The development of live fish markets in the early 1990s has created a strong demand for temperate reef species, specifically banded morwong and wrasse. Prior to these developments these species had little commercial value, often being used as bait for rock lobster. This demand has resulted in major increases in fishing pressure directed at the reef fish communities and while there has been much work on tropical species, our knowledge of how temperate reef species respond to fishing pressure is comparatively poor.
Although banded morwong and wrasse have vastly different life history characteristics (early life history, reproductive strategies and age and growth), they are basically sedentary, exhibiting population structuring at a small spatial scale. However, related to the general mis-match between the spatial scales of fishery management, fishing operations and fish population structure, there is considerable potential for localised depletion, and hence for serial depletion of the resources.
In Tasmania, steady declines in catch and catch rates have led to concerns that fishing has already significantly impacted banded morwong stocks. In Victoria, a more controlled approach to the development of the fishery has been taken, with an initial three-year developmental phase to be followed by a review to ascertain long-term sustainability.
Although key fishery indicators, catches and catch rates (analysed at state-wide or regional scales) have remained relatively stable for wrasse, there are anecdotal reports of localised depletions from Tasmania. Furthermore, the selective removal of adult male blue-throat wrasse has the potential to impact significantly on egg production even if female spawner biomass is adequate.
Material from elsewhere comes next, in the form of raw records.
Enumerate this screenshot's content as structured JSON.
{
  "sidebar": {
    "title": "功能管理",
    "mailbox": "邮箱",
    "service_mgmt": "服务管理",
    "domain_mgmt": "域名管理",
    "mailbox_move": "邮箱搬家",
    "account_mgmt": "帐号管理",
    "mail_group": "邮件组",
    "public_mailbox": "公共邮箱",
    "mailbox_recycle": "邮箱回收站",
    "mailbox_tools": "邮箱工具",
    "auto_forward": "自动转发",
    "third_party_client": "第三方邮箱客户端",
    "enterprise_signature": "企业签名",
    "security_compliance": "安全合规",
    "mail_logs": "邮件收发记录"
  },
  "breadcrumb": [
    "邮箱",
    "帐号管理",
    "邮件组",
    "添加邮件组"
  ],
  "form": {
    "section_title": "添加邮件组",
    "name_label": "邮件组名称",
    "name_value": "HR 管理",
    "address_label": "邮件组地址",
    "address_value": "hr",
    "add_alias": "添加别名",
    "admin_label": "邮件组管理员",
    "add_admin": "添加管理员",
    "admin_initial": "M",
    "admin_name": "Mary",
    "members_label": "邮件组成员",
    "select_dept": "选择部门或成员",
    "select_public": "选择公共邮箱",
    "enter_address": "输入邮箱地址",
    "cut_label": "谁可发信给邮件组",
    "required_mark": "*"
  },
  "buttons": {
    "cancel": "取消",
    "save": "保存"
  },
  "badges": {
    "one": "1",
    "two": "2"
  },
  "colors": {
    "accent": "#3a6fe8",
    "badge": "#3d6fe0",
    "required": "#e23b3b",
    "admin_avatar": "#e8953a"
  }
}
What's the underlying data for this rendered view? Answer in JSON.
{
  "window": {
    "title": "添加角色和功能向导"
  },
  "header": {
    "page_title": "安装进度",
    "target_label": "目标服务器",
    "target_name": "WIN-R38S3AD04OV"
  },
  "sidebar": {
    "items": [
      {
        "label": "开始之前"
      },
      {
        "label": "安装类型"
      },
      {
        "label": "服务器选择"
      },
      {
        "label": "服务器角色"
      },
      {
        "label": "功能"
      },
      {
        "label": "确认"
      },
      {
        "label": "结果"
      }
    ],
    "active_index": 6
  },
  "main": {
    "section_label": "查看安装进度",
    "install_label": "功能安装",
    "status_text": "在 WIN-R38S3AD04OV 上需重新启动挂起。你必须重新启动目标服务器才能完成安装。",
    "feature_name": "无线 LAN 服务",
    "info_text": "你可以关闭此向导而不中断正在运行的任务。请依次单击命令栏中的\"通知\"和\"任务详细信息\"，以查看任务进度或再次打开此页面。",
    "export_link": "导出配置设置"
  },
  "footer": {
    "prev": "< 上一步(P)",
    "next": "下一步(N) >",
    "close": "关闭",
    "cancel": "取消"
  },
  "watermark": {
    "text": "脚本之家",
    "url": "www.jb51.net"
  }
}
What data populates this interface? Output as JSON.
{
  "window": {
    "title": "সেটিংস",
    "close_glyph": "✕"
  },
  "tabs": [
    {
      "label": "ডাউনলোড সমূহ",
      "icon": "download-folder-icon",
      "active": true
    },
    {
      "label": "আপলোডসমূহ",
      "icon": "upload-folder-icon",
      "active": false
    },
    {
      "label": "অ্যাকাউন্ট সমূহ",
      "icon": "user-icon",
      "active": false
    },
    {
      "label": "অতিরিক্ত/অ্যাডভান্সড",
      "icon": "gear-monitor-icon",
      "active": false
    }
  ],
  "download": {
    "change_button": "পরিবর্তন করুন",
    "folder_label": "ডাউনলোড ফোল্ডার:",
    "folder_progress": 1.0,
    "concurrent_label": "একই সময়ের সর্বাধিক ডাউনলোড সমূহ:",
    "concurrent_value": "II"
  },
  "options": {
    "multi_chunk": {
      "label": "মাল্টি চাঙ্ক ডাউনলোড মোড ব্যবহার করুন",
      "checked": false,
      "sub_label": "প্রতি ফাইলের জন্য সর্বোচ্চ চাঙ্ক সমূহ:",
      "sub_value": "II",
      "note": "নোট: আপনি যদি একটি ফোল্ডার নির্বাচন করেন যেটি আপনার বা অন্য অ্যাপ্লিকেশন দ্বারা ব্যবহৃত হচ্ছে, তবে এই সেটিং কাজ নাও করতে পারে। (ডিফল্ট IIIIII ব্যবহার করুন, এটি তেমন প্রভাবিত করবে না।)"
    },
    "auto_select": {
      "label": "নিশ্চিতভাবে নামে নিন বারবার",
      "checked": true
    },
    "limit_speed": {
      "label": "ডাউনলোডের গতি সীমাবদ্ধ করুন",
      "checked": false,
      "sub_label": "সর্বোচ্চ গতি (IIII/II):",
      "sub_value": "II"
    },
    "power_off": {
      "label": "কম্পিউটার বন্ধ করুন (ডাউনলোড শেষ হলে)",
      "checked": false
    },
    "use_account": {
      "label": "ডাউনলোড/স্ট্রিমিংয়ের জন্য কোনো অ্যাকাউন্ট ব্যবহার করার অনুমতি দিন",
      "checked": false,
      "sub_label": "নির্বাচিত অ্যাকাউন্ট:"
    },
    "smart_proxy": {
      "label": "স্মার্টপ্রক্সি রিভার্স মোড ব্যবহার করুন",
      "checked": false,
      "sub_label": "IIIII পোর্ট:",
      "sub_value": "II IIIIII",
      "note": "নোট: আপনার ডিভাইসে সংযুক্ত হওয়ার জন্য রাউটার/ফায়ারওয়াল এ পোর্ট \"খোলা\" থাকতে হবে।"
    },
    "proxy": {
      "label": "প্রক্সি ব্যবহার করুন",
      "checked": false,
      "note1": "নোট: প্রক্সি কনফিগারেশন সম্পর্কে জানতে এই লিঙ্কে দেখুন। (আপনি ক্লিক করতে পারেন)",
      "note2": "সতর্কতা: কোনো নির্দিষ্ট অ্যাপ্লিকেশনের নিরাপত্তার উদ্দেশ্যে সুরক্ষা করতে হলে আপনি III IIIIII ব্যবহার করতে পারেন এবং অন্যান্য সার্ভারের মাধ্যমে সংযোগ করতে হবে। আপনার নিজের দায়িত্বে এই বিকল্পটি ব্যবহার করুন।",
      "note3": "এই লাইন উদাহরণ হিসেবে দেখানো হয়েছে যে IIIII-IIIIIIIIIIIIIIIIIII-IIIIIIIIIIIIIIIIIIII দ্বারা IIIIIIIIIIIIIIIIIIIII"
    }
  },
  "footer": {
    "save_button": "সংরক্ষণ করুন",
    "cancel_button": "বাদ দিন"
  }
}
There is therefore an urgent need to develop robust stock assessments, appropriate performance indicators and monitoring strategies for these species if they are to be managed sustainably. However, being small-scale fisheries based on sedentary, spatially structured populations, an innovative approach to fishery and biological monitoring and data analyses is required. Since Tasmanian, Victorian and South Australian fisheries share many common characteristics there are considerable benefits from a coordinated approach to this issue. This study will also have broader implications for other small-scale and data poor fisheries.